TASK TO CARRY OUT: All entries below are to be retyped in full, precisely as they appear.

MATERIAL FOR THIS EXERCISE:
□ □ □ □
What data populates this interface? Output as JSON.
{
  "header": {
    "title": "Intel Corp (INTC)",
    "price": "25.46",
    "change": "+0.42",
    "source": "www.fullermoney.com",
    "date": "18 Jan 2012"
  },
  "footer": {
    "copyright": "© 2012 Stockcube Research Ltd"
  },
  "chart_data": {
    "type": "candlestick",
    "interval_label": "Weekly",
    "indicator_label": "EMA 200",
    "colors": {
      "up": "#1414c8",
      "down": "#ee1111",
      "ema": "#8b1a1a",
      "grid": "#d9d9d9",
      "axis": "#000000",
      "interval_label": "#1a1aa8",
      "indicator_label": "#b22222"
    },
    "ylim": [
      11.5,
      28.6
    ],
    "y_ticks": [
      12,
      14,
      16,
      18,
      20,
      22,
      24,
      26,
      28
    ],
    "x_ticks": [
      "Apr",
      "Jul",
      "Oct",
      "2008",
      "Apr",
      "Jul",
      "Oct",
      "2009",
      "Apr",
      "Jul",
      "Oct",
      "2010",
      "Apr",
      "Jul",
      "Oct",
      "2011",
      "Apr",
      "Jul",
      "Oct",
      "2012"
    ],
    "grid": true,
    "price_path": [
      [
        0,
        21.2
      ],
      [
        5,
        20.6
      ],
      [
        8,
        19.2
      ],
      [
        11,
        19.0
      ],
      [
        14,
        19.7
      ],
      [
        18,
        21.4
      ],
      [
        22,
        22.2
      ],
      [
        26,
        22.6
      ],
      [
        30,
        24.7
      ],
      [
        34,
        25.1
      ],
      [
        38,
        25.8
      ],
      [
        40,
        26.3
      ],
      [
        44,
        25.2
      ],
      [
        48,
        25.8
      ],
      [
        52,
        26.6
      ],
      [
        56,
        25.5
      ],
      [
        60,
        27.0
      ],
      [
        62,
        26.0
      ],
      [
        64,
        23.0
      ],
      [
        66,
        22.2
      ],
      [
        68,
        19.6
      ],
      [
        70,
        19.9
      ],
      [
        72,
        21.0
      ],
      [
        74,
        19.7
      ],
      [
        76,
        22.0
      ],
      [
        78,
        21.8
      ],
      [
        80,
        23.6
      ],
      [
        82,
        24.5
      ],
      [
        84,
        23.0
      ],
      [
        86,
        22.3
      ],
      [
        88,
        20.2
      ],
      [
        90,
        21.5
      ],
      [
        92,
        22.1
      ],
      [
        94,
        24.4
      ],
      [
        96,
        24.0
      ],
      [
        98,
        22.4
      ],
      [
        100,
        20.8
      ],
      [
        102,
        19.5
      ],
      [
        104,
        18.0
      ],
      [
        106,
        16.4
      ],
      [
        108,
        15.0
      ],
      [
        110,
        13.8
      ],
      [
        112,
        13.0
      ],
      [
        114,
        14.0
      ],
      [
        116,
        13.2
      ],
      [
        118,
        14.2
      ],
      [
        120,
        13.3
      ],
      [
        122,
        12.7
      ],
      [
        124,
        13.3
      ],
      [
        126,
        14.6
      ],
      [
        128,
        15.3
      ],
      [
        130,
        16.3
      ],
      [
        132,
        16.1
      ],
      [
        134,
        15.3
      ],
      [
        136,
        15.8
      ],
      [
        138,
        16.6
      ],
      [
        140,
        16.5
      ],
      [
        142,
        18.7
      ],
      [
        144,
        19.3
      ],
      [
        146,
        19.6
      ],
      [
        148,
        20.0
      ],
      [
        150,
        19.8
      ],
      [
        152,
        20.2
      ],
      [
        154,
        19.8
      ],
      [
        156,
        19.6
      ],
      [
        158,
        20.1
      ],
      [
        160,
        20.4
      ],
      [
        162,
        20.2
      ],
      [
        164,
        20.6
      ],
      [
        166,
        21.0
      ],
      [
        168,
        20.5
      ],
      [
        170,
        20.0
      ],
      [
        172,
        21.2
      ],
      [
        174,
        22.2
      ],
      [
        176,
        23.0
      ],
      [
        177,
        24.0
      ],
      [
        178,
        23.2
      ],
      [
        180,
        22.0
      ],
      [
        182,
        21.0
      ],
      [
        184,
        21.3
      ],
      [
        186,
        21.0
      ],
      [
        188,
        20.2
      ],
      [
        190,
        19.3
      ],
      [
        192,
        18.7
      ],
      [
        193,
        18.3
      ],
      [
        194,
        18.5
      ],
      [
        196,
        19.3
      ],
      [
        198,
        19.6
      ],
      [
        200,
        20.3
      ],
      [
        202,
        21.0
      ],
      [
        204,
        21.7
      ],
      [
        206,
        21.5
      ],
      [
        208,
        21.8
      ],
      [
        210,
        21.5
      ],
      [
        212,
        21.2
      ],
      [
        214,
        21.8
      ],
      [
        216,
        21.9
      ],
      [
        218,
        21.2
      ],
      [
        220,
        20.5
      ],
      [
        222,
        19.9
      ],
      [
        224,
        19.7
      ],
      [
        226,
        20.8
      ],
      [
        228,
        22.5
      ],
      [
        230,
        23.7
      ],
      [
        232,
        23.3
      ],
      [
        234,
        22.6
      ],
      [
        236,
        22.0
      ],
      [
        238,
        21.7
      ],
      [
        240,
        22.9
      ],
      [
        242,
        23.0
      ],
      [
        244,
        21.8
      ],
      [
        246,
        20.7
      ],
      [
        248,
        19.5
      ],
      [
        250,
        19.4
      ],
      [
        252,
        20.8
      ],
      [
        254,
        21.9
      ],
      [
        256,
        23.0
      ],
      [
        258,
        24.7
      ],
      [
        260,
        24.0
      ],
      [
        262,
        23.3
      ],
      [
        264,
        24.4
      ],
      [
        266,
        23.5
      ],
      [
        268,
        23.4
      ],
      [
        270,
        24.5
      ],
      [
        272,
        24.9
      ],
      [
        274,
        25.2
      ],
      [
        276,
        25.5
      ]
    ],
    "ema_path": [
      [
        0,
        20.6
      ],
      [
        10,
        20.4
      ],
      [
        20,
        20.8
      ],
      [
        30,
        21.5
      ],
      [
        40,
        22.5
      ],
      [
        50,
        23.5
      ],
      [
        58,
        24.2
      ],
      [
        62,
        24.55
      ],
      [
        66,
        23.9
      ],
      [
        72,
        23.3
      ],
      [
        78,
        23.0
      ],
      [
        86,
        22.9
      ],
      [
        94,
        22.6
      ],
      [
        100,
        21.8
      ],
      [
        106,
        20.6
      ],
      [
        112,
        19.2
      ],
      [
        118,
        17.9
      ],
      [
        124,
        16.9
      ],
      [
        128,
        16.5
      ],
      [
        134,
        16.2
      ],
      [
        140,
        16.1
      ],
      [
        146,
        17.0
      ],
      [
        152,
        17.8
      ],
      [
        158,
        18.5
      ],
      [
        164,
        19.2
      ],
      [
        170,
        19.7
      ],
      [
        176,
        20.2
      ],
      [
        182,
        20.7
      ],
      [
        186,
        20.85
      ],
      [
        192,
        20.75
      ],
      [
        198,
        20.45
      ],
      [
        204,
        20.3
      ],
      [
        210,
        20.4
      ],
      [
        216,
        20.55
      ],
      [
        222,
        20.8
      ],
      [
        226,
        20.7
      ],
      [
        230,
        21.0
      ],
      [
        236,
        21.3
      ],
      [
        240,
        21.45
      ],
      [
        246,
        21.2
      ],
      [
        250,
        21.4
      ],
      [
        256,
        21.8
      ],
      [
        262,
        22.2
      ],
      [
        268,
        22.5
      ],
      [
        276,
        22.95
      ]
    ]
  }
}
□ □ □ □
SOLUTION FOR THIS PROBLEM:
What data populates this interface? Output as JSON.
{
  "header": {
    "title": "Intel Corp (INTC)",
    "price": "25.46",
    "change": "+0.42",
    "source": "www.fullermoney.com",
    "date": "18 Jan 2012"
  },
  "footer": {
    "copyright": "© 2012 Stockcube Research Ltd"
  },
  "chart_data": {
    "type": "candlestick",
    "interval_label": "Weekly",
    "indicator_label": "EMA 200",
    "colors": {
      "up": "#1414c8",
      "down": "#ee1111",
      "ema": "#8b1a1a",
      "grid": "#d9d9d9",
      "axis": "#000000",
      "interval_label": "#1a1aa8",
      "indicator_label": "#b22222"
    },
    "ylim": [
      11.5,
      28.6
    ],
    "y_ticks": [
      12,
      14,
      16,
      18,
      20,
      22,
      24,
      26,
      28
    ],
    "x_ticks": [
      "Apr",
      "Jul",
      "Oct",
      "2008",
      "Apr",
      "Jul",
      "Oct",
      "2009",
      "Apr",
      "Jul",
      "Oct",
      "2010",
      "Apr",
      "Jul",
      "Oct",
      "2011",
      "Apr",
      "Jul",
      "Oct",
      "2012"
    ],
    "grid": true,
    "price_path": [
      [
        0,
        21.2
      ],
      [
        5,
        20.6
      ],
      [
        8,
        19.2
      ],
      [
        11,
        19.0
      ],
      [
        14,
        19.7
      ],
      [
        18,
        21.4
      ],
      [
        22,
        22.2
      ],
      [
        26,
        22.6
      ],
      [
        30,
        24.7
      ],
      [
        34,
        25.1
      ],
      [
        38,
        25.8
      ],
      [
        40,
        26.3
      ],
      [
        44,
        25.2
      ],
      [
        48,
        25.8
      ],
      [
        52,
        26.6
      ],
      [
        56,
        25.5
      ],
      [
        60,
        27.0
      ],
      [
        62,
        26.0
      ],
      [
        64,
        23.0
      ],
      [
        66,
        22.2
      ],
      [
        68,
        19.6
      ],
      [
        70,
        19.9
      ],
      [
        72,
        21.0
      ],
      [
        74,
        19.7
      ],
      [
        76,
        22.0
      ],
      [
        78,
        21.8
      ],
      [
        80,
        23.6
      ],
      [
        82,
        24.5
      ],
      [
        84,
        23.0
      ],
      [
        86,
        22.3
      ],
      [
        88,
        20.2
      ],
      [
        90,
        21.5
      ],
      [
        92,
        22.1
      ],
      [
        94,
        24.4
      ],
      [
        96,
        24.0
      ],
      [
        98,
        22.4
      ],
      [
        100,
        20.8
      ],
      [
        102,
        19.5
      ],
      [
        104,
        18.0
      ],
      [
        106,
        16.4
      ],
      [
        108,
        15.0
      ],
      [
        110,
        13.8
      ],
      [
        112,
        13.0
      ],
      [
        114,
        14.0
      ],
      [
        116,
        13.2
      ],
      [
        118,
        14.2
      ],
      [
        120,
        13.3
      ],
      [
        122,
        12.7
      ],
      [
        124,
        13.3
      ],
      [
        126,
        14.6
      ],
      [
        128,
        15.3
      ],
      [
        130,
        16.3
      ],
      [
        132,
        16.1
      ],
      [
        134,
        15.3
      ],
      [
        136,
        15.8
      ],
      [
        138,
        16.6
      ],
      [
        140,
        16.5
      ],
      [
        142,
        18.7
      ],
      [
        144,
        19.3
      ],
      [
        146,
        19.6
      ],
      [
        148,
        20.0
      ],
      [
        150,
        19.8
      ],
      [
        152,
        20.2
      ],
      [
        154,
        19.8
      ],
      [
        156,
        19.6
      ],
      [
        158,
        20.1
      ],
      [
        160,
        20.4
      ],
      [
        162,
        20.2
      ],
      [
        164,
        20.6
      ],
      [
        166,
        21.0
      ],
      [
        168,
        20.5
      ],
      [
        170,
        20.0
      ],
      [
        172,
        21.2
      ],
      [
        174,
        22.2
      ],
      [
        176,
        23.0
      ],
      [
        177,
        24.0
      ],
      [
        178,
        23.2
      ],
      [
        180,
        22.0
      ],
      [
        182,
        21.0
      ],
      [
        184,
        21.3
      ],
      [
        186,
        21.0
      ],
      [
        188,
        20.2
      ],
      [
        190,
        19.3
      ],
      [
        192,
        18.7
      ],
      [
        193,
        18.3
      ],
      [
        194,
        18.5
      ],
      [
        196,
        19.3
      ],
      [
        198,
        19.6
      ],
      [
        200,
        20.3
      ],
      [
        202,
        21.0
      ],
      [
        204,
        21.7
      ],
      [
        206,
        21.5
      ],
      [
        208,
        21.8
      ],
      [
        210,
        21.5
      ],
      [
        212,
        21.2
      ],
      [
        214,
        21.8
      ],
      [
        216,
        21.9
      ],
      [
        218,
        21.2
      ],
      [
        220,
        20.5
      ],
      [
        222,
        19.9
      ],
      [
        224,
        19.7
      ],
      [
        226,
        20.8
      ],
      [
        228,
        22.5
      ],
      [
        230,
        23.7
      ],
      [
        232,
        23.3
      ],
      [
        234,
        22.6
      ],
      [
        236,
        22.0
      ],
      [
        238,
        21.7
      ],
      [
        240,
        22.9
      ],
      [
        242,
        23.0
      ],
      [
        244,
        21.8
      ],
      [
        246,
        20.7
      ],
      [
        248,
        19.5
      ],
      [
        250,
        19.4
      ],
      [
        252,
        20.8
      ],
      [
        254,
        21.9
      ],
      [
        256,
        23.0
      ],
      [
        258,
        24.7
      ],
      [
        260,
        24.0
      ],
      [
        262,
        23.3
      ],
      [
        264,
        24.4
      ],
      [
        266,
        23.5
      ],
      [
        268,
        23.4
      ],
      [
        270,
        24.5
      ],
      [
        272,
        24.9
      ],
      [
        274,
        25.2
      ],
      [
        276,
        25.5
      ]
    ],
    "ema_path": [
      [
        0,
        20.6
      ],
      [
        10,
        20.4
      ],
      [
        20,
        20.8
      ],
      [
        30,
        21.5
      ],
      [
        40,
        22.5
      ],
      [
        50,
        23.5
      ],
      [
        58,
        24.2
      ],
      [
        62,
        24.55
      ],
      [
        66,
        23.9
      ],
      [
        72,
        23.3
      ],
      [
        78,
        23.0
      ],
      [
        86,
        22.9
      ],
      [
        94,
        22.6
      ],
      [
        100,
        21.8
      ],
      [
        106,
        20.6
      ],
      [
        112,
        19.2
      ],
      [
        118,
        17.9
      ],
      [
        124,
        16.9
      ],
      [
        128,
        16.5
      ],
      [
        134,
        16.2
      ],
      [
        140,
        16.1
      ],
      [
        146,
        17.0
      ],
      [
        152,
        17.8
      ],
      [
        158,
        18.5
      ],
      [
        164,
        19.2
      ],
      [
        170,
        19.7
      ],
      [
        176,
        20.2
      ],
      [
        182,
        20.7
      ],
      [
        186,
        20.85
      ],
      [
        192,
        20.75
      ],
      [
        198,
        20.45
      ],
      [
        204,
        20.3
      ],
      [
        210,
        20.4
      ],
      [
        216,
        20.55
      ],
      [
        222,
        20.8
      ],
      [
        226,
        20.7
      ],
      [
        230,
        21.0
      ],
      [
        236,
        21.3
      ],
      [
        240,
        21.45
      ],
      [
        246,
        21.2
      ],
      [
        250,
        21.4
      ],
      [
        256,
        21.8
      ],
      [
        262,
        22.2
      ],
      [
        268,
        22.5
      ],
      [
        276,
        22.95
      ]
    ]
  }
}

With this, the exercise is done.